Task directions:
Wherever a line in the data holds the word "screenshot", pull that line out.

The data:
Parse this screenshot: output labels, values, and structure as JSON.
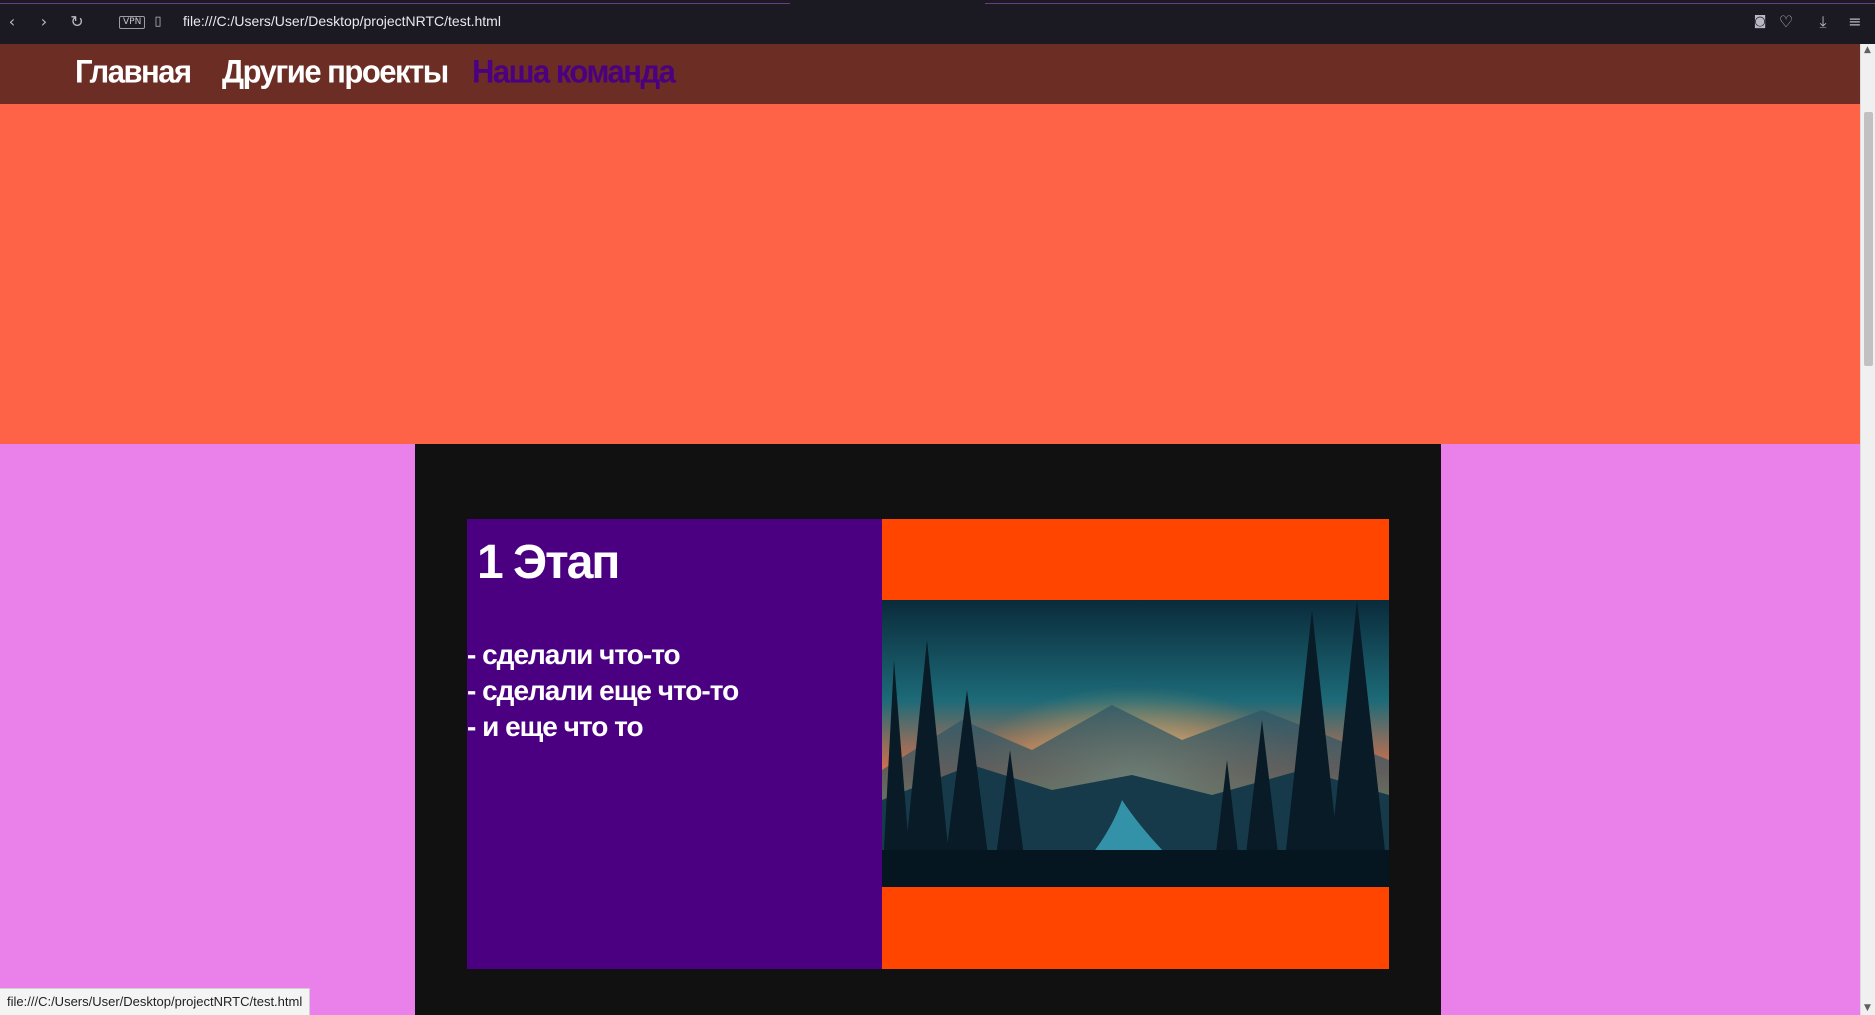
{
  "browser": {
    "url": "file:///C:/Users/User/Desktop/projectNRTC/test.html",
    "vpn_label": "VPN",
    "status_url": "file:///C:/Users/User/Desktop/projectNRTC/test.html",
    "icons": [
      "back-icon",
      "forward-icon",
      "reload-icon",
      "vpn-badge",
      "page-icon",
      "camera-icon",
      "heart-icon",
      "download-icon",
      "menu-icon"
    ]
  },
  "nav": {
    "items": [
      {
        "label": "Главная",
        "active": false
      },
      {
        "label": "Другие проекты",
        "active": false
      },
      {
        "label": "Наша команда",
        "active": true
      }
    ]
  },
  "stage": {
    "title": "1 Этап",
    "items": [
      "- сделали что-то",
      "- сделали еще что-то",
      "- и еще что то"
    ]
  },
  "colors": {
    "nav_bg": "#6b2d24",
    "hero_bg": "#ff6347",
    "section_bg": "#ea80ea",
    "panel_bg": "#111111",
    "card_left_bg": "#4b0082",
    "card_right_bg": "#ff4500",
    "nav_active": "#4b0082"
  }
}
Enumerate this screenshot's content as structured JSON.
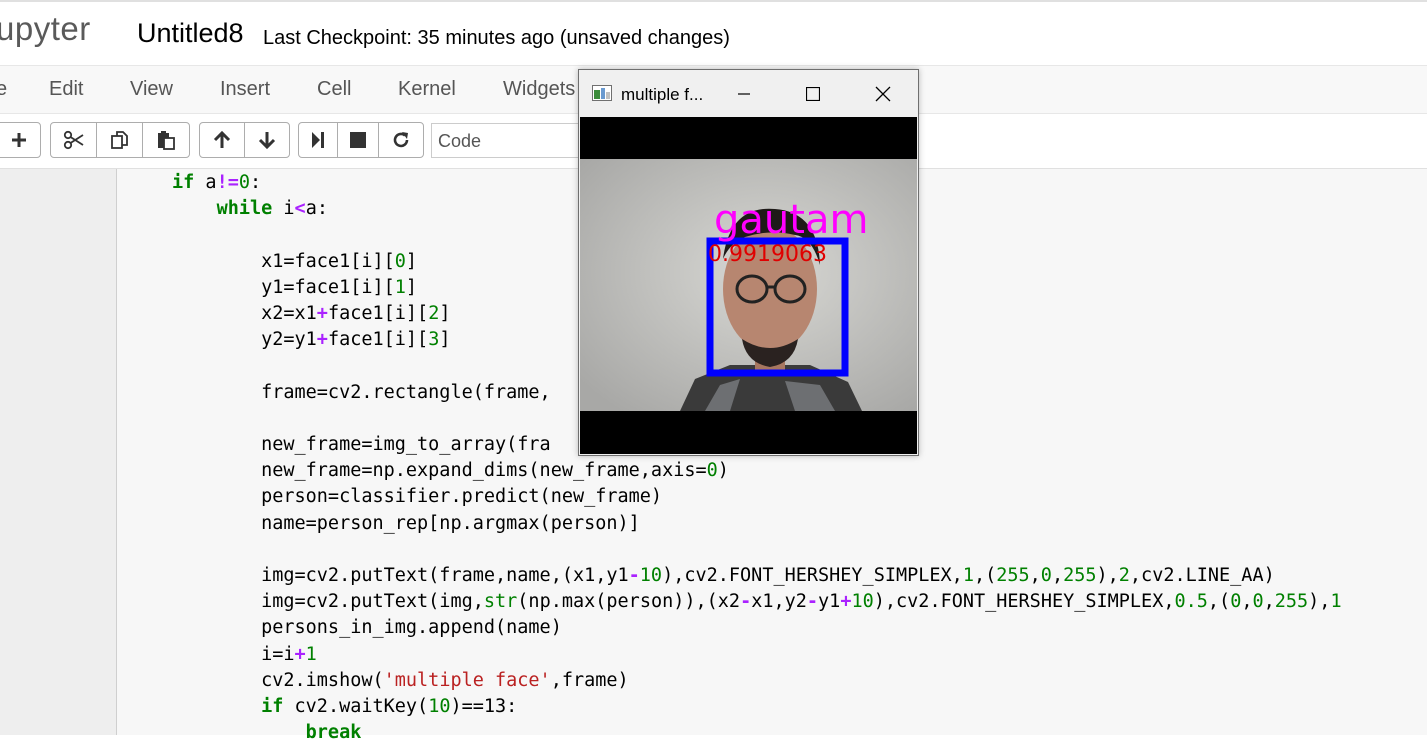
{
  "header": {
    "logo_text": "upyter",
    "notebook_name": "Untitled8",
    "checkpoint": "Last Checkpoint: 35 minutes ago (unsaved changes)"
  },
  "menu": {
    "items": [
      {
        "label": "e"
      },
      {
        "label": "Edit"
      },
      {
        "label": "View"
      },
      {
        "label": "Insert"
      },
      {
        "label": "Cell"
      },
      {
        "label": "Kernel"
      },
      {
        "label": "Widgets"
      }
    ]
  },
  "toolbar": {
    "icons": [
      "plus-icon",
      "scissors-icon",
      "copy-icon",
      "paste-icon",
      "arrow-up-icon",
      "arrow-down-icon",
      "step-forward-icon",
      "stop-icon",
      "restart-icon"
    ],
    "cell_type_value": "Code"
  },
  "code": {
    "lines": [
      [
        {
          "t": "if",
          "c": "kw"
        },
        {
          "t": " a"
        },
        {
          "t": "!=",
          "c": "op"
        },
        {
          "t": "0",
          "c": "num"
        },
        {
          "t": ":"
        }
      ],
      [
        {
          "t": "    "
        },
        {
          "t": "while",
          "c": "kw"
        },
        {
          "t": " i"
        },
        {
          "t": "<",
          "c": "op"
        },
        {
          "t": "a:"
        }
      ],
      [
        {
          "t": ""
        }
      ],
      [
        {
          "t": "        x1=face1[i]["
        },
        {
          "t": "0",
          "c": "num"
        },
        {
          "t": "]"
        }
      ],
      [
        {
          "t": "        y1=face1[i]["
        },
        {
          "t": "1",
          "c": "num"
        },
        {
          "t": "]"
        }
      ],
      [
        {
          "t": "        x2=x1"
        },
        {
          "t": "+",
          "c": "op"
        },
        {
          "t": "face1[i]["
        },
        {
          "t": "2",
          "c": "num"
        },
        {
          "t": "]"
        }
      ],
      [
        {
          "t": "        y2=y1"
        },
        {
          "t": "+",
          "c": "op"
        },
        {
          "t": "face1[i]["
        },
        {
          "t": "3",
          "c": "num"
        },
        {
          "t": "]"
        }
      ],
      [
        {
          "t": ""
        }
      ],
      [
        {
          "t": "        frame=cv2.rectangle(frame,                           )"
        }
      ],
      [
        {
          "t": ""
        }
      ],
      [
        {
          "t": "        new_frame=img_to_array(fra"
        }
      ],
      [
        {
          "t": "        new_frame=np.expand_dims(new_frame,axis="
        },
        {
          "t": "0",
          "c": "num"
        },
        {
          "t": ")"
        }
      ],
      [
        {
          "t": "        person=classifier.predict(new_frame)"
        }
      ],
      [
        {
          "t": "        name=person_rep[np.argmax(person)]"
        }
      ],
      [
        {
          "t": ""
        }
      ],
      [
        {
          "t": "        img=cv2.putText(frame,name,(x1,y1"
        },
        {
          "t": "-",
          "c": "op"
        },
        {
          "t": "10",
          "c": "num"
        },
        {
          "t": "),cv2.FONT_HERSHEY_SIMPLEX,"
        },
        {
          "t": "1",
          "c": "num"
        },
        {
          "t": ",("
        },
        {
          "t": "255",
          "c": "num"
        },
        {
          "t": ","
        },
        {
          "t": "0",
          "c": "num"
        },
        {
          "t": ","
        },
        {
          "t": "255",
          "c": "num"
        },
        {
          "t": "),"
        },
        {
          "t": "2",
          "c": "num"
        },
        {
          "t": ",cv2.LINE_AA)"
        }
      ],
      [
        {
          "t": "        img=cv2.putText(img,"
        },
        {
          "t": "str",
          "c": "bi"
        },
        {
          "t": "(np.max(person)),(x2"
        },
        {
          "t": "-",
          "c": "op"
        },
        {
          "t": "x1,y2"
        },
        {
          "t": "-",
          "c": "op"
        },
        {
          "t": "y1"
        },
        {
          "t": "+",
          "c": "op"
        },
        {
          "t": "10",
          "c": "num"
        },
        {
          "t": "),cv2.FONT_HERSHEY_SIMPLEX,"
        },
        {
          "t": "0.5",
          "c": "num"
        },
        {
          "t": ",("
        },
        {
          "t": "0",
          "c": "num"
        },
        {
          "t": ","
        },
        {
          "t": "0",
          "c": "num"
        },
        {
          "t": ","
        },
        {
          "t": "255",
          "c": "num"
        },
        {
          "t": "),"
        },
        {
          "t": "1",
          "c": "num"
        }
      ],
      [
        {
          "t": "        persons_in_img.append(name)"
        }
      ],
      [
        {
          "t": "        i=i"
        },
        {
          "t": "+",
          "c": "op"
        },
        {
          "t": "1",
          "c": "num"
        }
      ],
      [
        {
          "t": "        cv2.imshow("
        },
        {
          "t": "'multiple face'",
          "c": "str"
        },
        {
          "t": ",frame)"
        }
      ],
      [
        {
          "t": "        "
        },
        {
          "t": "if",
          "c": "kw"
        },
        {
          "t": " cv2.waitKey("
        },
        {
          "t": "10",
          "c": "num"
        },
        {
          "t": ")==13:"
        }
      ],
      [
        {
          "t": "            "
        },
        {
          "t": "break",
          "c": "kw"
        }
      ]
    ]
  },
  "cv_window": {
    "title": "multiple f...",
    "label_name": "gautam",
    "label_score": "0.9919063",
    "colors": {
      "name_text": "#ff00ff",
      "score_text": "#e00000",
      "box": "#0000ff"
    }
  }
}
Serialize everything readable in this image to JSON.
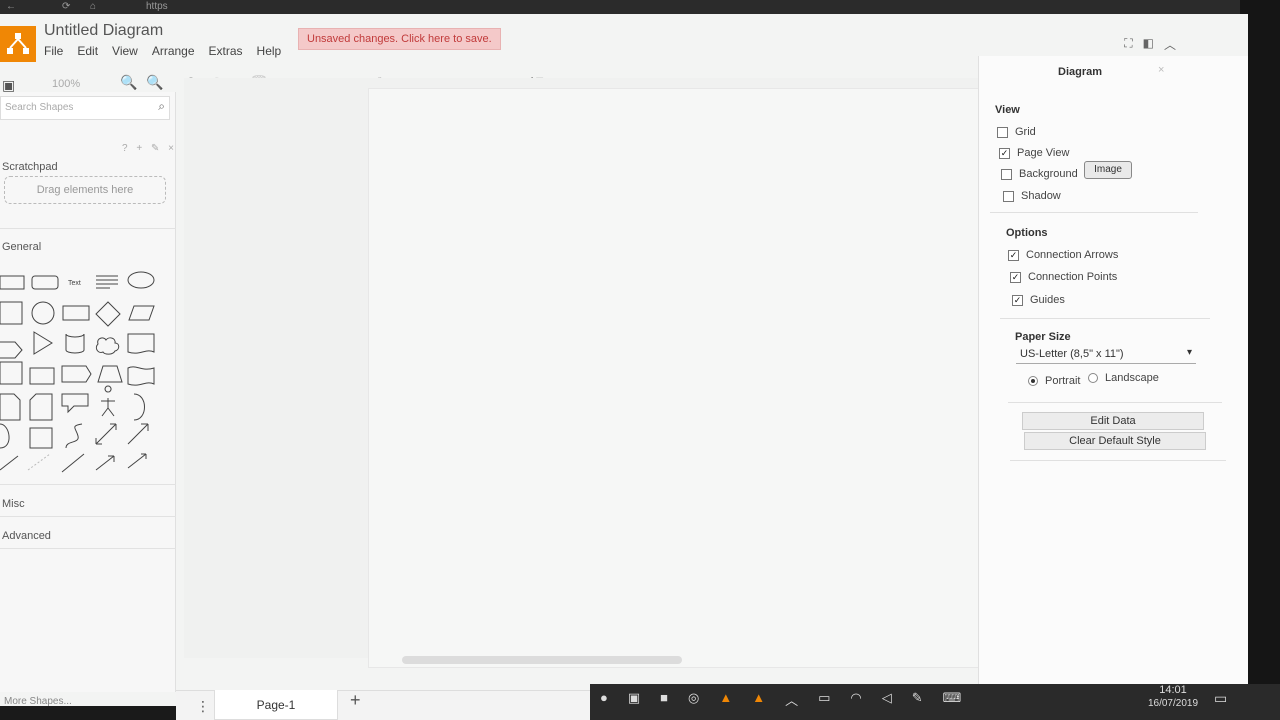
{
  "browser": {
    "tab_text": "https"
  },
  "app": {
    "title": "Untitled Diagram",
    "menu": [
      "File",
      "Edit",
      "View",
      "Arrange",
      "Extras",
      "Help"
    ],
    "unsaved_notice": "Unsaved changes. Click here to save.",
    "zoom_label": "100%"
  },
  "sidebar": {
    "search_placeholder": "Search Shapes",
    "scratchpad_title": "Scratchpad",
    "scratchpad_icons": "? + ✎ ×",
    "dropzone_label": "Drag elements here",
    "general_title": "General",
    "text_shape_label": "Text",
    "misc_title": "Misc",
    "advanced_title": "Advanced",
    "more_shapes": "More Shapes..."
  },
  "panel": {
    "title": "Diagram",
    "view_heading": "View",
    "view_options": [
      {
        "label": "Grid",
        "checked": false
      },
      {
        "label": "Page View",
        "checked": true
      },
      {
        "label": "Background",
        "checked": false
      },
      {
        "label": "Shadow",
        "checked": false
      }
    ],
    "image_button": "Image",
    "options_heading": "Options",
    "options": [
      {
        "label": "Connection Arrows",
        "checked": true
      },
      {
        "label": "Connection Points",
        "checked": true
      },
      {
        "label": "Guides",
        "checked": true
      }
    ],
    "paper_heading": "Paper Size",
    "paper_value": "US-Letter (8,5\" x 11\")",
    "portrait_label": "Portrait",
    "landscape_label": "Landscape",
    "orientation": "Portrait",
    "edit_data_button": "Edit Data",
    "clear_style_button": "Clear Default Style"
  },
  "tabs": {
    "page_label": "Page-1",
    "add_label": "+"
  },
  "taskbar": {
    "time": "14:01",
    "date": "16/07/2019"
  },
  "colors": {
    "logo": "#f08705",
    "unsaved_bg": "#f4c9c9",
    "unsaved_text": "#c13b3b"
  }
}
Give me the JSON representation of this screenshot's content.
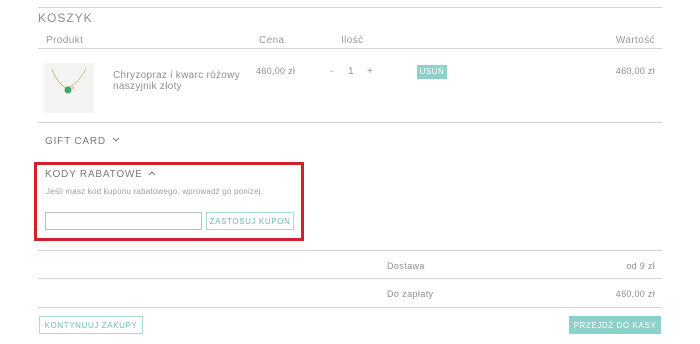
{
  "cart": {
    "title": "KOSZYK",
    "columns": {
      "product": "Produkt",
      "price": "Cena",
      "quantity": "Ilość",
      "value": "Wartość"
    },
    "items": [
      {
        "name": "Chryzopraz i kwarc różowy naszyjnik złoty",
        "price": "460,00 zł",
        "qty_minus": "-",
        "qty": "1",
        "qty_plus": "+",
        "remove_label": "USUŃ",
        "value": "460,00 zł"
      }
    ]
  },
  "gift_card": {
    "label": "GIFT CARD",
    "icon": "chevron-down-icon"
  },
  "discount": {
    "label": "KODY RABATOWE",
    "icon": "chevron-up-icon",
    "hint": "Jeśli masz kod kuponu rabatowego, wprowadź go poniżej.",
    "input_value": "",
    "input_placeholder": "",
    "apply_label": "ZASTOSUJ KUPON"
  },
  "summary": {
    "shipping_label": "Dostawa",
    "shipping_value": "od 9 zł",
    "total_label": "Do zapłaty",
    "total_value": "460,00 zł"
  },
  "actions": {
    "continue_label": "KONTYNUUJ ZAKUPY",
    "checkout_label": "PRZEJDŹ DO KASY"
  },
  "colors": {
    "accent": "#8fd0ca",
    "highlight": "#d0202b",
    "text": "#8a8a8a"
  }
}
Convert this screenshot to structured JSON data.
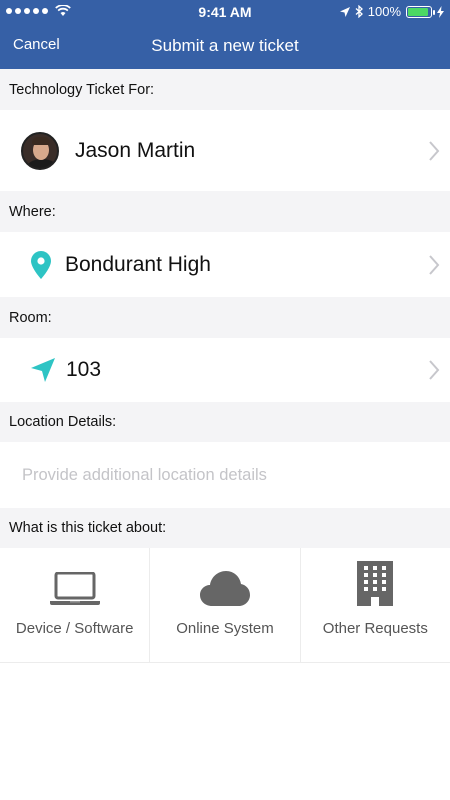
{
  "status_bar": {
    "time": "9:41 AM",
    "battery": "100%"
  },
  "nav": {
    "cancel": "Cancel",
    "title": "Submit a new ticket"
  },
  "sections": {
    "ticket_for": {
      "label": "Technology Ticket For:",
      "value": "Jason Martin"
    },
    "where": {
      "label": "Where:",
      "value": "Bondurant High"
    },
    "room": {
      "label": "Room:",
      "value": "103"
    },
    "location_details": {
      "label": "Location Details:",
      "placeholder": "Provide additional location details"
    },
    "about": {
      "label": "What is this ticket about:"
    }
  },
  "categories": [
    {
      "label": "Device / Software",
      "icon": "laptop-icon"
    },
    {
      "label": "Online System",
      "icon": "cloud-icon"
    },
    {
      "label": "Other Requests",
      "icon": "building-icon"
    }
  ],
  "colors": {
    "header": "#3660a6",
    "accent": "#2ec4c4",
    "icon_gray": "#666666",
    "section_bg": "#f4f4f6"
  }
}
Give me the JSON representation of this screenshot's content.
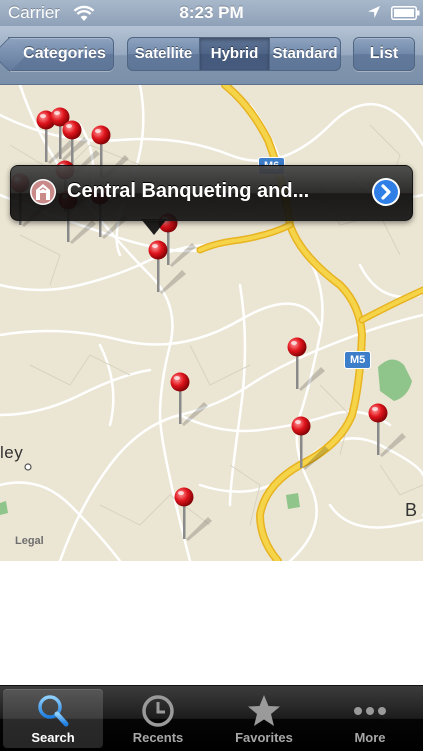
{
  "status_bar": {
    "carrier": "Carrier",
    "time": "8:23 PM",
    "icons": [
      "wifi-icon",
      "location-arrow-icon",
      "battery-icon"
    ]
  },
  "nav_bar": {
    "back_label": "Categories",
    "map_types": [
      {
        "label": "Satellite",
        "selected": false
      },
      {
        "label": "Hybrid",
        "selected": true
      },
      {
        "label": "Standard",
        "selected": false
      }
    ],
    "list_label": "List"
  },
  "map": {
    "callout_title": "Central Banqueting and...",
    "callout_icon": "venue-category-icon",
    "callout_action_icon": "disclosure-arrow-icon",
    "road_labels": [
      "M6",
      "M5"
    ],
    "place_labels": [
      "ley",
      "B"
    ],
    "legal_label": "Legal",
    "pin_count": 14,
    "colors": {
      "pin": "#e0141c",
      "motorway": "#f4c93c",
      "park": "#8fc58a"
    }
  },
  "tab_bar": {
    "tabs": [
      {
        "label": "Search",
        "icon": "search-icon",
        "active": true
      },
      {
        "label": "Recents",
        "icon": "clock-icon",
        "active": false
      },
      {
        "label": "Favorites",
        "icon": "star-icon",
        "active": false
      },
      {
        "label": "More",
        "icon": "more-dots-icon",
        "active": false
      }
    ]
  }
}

Result of the exercise:
Parse this screenshot: output labels, values, and structure as JSON.
Enumerate this screenshot's content as structured JSON.
Give me the JSON representation of this screenshot's content.
Convert this screenshot to structured JSON data.
Give me the JSON representation of this screenshot's content.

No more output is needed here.